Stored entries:
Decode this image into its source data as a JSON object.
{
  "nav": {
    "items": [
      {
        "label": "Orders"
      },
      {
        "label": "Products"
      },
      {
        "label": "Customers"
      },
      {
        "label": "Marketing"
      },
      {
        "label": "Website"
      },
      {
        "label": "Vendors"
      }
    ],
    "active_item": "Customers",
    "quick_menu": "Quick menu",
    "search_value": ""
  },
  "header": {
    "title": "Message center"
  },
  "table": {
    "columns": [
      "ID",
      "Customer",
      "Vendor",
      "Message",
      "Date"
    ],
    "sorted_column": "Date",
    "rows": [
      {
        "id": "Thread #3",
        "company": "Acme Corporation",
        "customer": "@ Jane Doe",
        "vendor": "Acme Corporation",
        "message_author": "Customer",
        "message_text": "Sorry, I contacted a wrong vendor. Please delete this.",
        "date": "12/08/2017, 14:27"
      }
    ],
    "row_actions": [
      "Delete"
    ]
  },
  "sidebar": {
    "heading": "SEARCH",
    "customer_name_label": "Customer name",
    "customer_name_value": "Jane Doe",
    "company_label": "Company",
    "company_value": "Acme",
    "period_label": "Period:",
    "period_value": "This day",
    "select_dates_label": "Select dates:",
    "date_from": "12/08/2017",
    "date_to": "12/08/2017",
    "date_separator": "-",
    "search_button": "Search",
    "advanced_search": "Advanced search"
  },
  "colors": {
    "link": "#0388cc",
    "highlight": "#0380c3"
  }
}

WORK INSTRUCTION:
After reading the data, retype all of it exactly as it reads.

SOLUTION:
Decode this image into its source data as a JSON object.
{
  "nav": {
    "items": [
      {
        "label": "Orders"
      },
      {
        "label": "Products"
      },
      {
        "label": "Customers"
      },
      {
        "label": "Marketing"
      },
      {
        "label": "Website"
      },
      {
        "label": "Vendors"
      }
    ],
    "active_item": "Customers",
    "quick_menu": "Quick menu",
    "search_value": ""
  },
  "header": {
    "title": "Message center"
  },
  "table": {
    "columns": [
      "ID",
      "Customer",
      "Vendor",
      "Message",
      "Date"
    ],
    "sorted_column": "Date",
    "rows": [
      {
        "id": "Thread #3",
        "company": "Acme Corporation",
        "customer": "@ Jane Doe",
        "vendor": "Acme Corporation",
        "message_author": "Customer",
        "message_text": "Sorry, I contacted a wrong vendor. Please delete this.",
        "date": "12/08/2017, 14:27"
      }
    ],
    "row_actions": [
      "Delete"
    ]
  },
  "sidebar": {
    "heading": "SEARCH",
    "customer_name_label": "Customer name",
    "customer_name_value": "Jane Doe",
    "company_label": "Company",
    "company_value": "Acme",
    "period_label": "Period:",
    "period_value": "This day",
    "select_dates_label": "Select dates:",
    "date_from": "12/08/2017",
    "date_to": "12/08/2017",
    "date_separator": "-",
    "search_button": "Search",
    "advanced_search": "Advanced search"
  },
  "colors": {
    "link": "#0388cc",
    "highlight": "#0380c3"
  }
}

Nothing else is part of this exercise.